Nitrogen addition increases intraspecific competition in the invasive wetland plant Alternanthera philoxeroides, but not in its native congener Alternanthera sessilis.
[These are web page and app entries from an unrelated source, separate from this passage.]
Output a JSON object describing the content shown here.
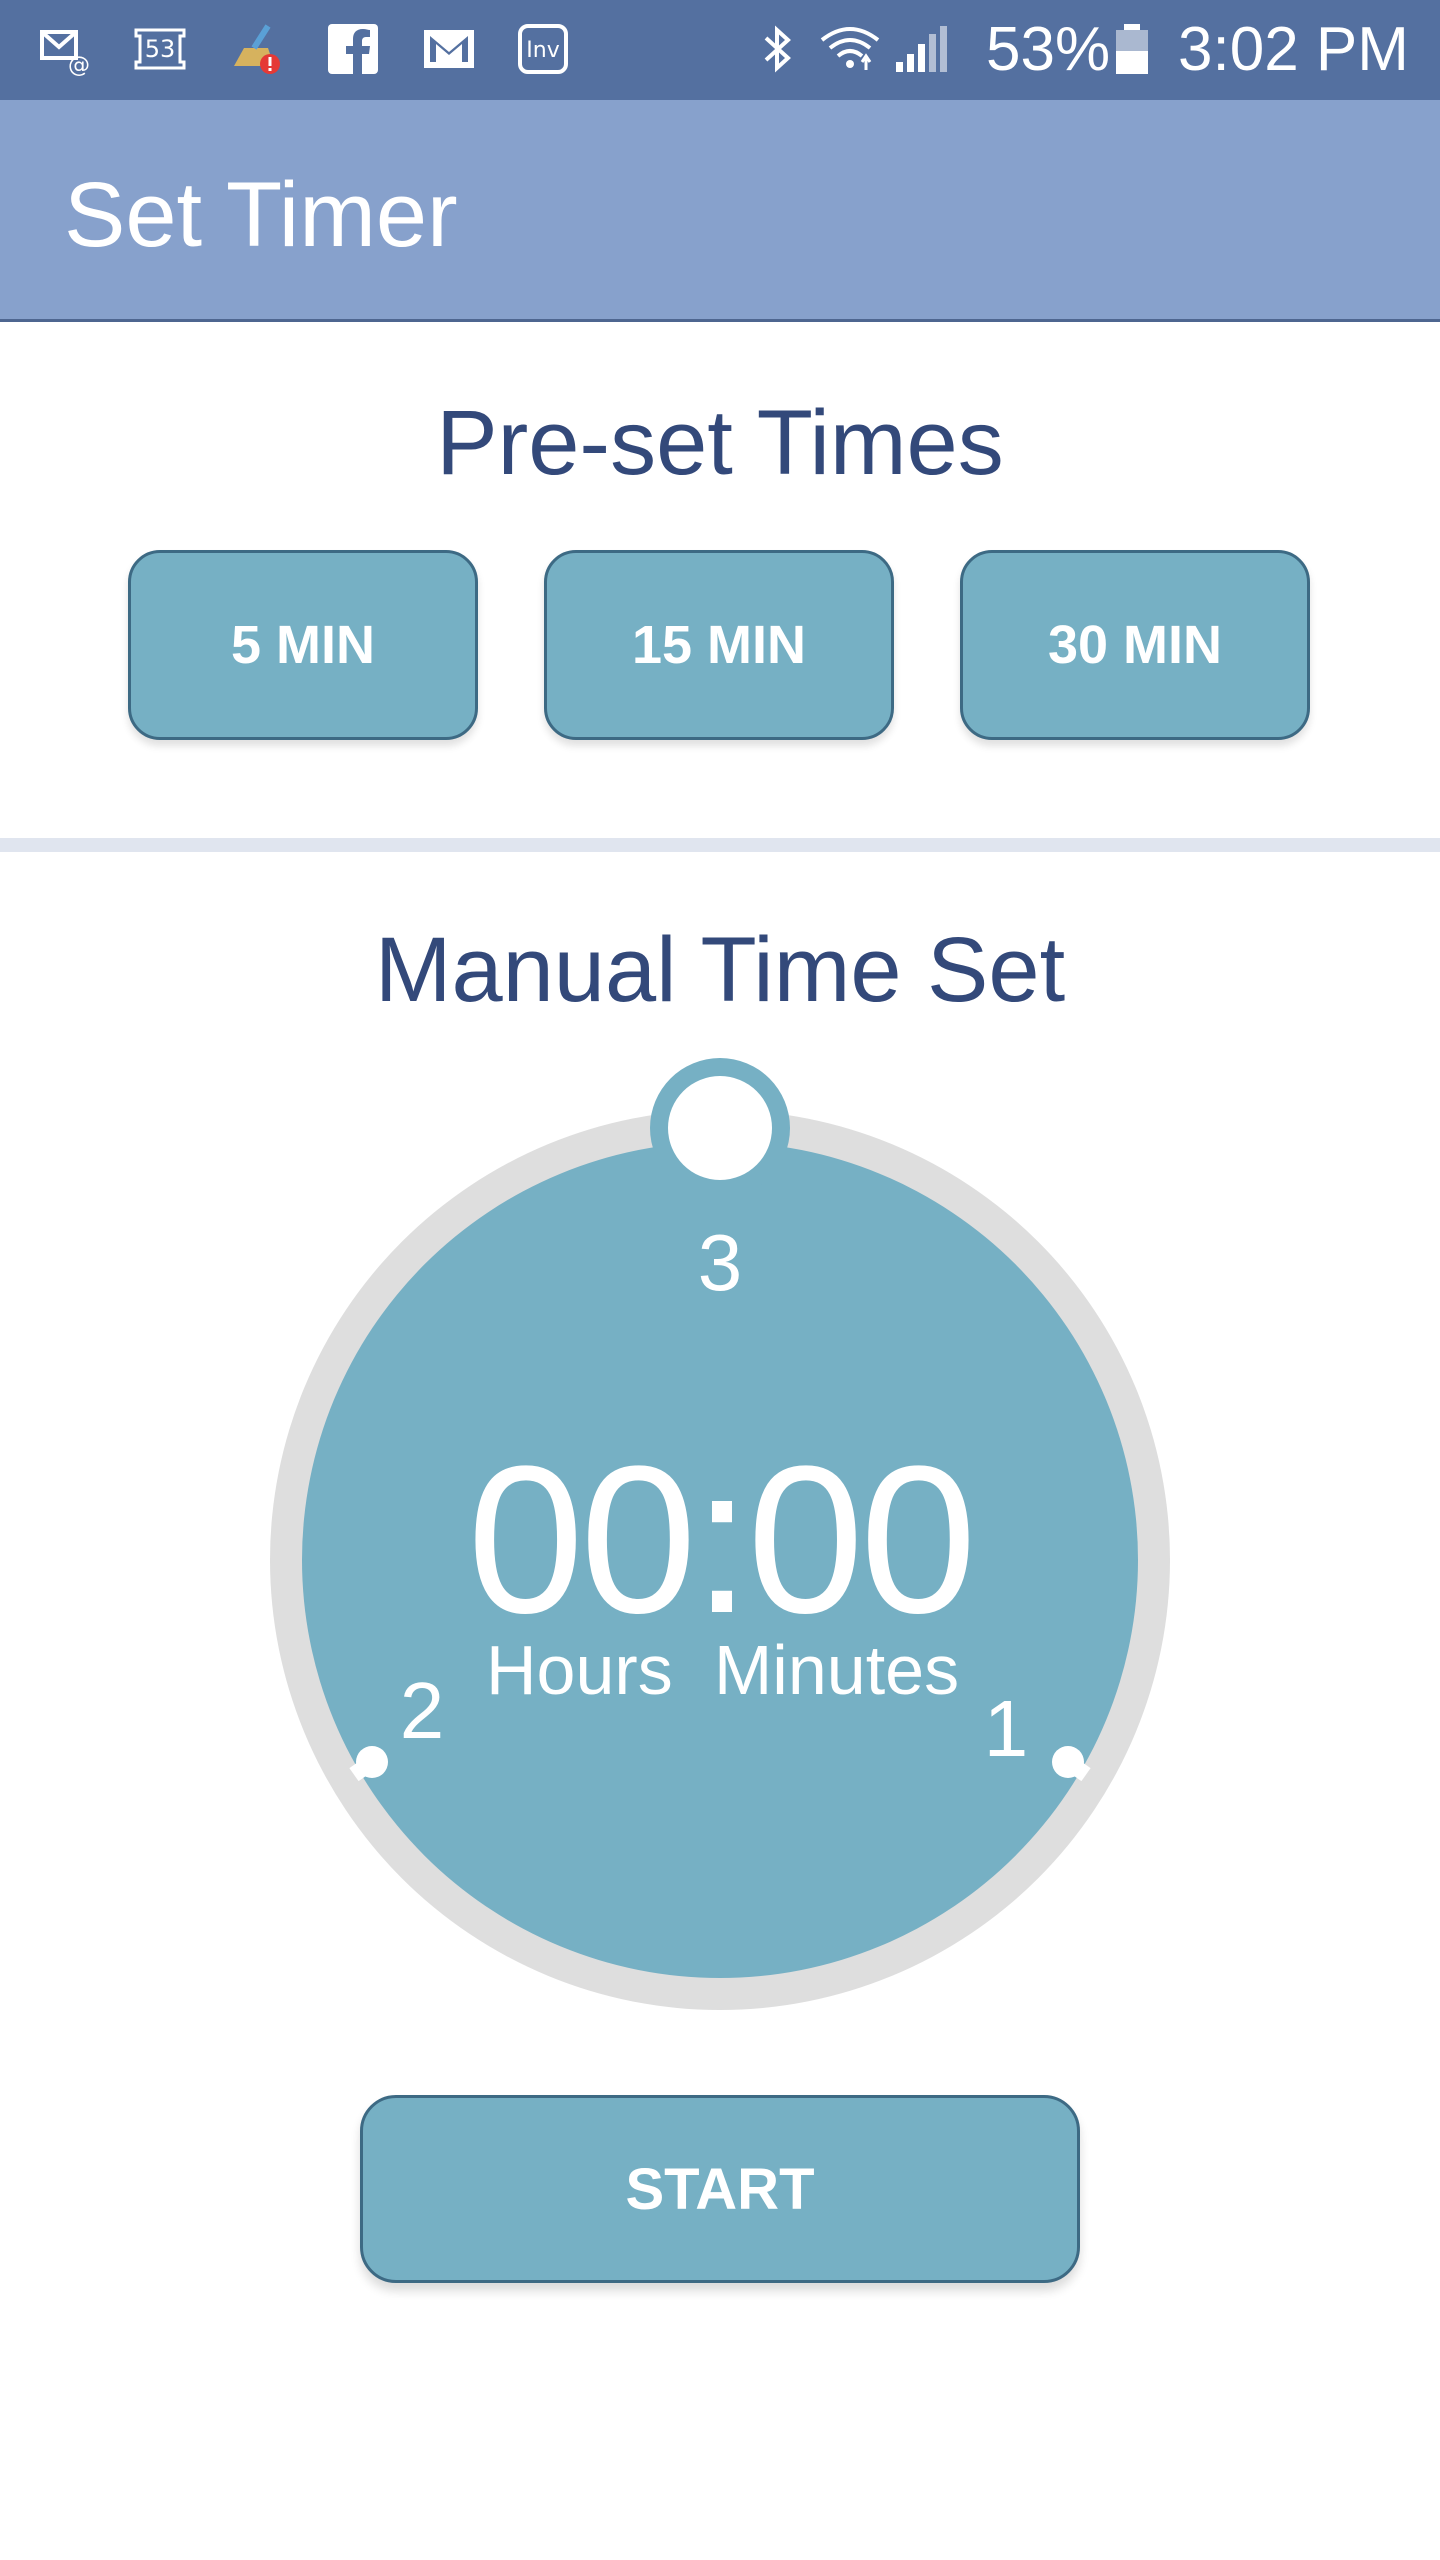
{
  "status_bar": {
    "left_icons": [
      "email-at-icon",
      "badge-53-icon",
      "cleaner-alert-icon",
      "facebook-icon",
      "gmail-icon",
      "inv-app-icon"
    ],
    "badge_count": "53",
    "inv_label": "Inv",
    "right_icons": [
      "bluetooth-icon",
      "wifi-icon",
      "signal-icon",
      "battery-icon"
    ],
    "battery_percent": "53%",
    "time": "3:02 PM"
  },
  "app_bar": {
    "title": "Set Timer"
  },
  "presets": {
    "heading": "Pre-set Times",
    "buttons": [
      {
        "label": "5 MIN"
      },
      {
        "label": "15 MIN"
      },
      {
        "label": "30 MIN"
      }
    ]
  },
  "manual": {
    "heading": "Manual Time Set",
    "dial": {
      "marks": [
        "3",
        "2",
        "1"
      ],
      "time": "00:00",
      "hours_label": "Hours",
      "minutes_label": "Minutes"
    }
  },
  "start_button": {
    "label": "START"
  },
  "colors": {
    "status_bar": "#5470a0",
    "app_bar": "#87a1cc",
    "accent": "#76b0c4",
    "heading_text": "#33497a",
    "track": "#dedede"
  }
}
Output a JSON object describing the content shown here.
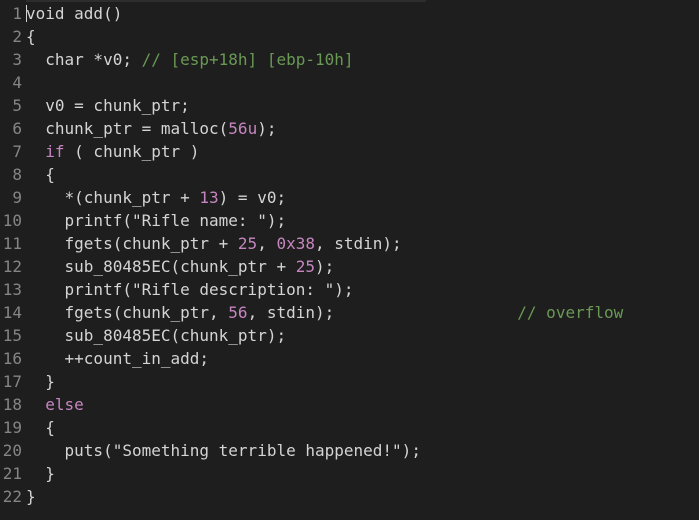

Nitrogen is often released in pulses with different frequencies, and N supply pulses may affect growth, reproduction, and biomass allocation of plants. However, few studies have examined how N supply pulses affect intraspecific competition of clonal plants and whether such an effect depends on the N supply amount. We grew one (no competition) or 12 ramets (with intraspecific competition) of both an invasive clonal plant Alternanthera philoxeroides and its native congener Alternantherasessilis in five different N treatments: control (no N addition), low/high amount with low/high frequencies (pulses). Nitrogen addition significantly increased the growth of both species, while intraspecific competition decreased it. Nitrogen addition significantly increased intraspecific competitive intensity of A. philoxeroides as measured by the log response ratio of growth traits, but did not affect that of A. sessilis. Despite the N supply amount, N pulses had little effect on the growth and thus intraspecific competition of the two species. Therefore, increasing N deposition may change population structure and dynamics and the invasion succession of A. philoxeroides, but changes in N pulses may not.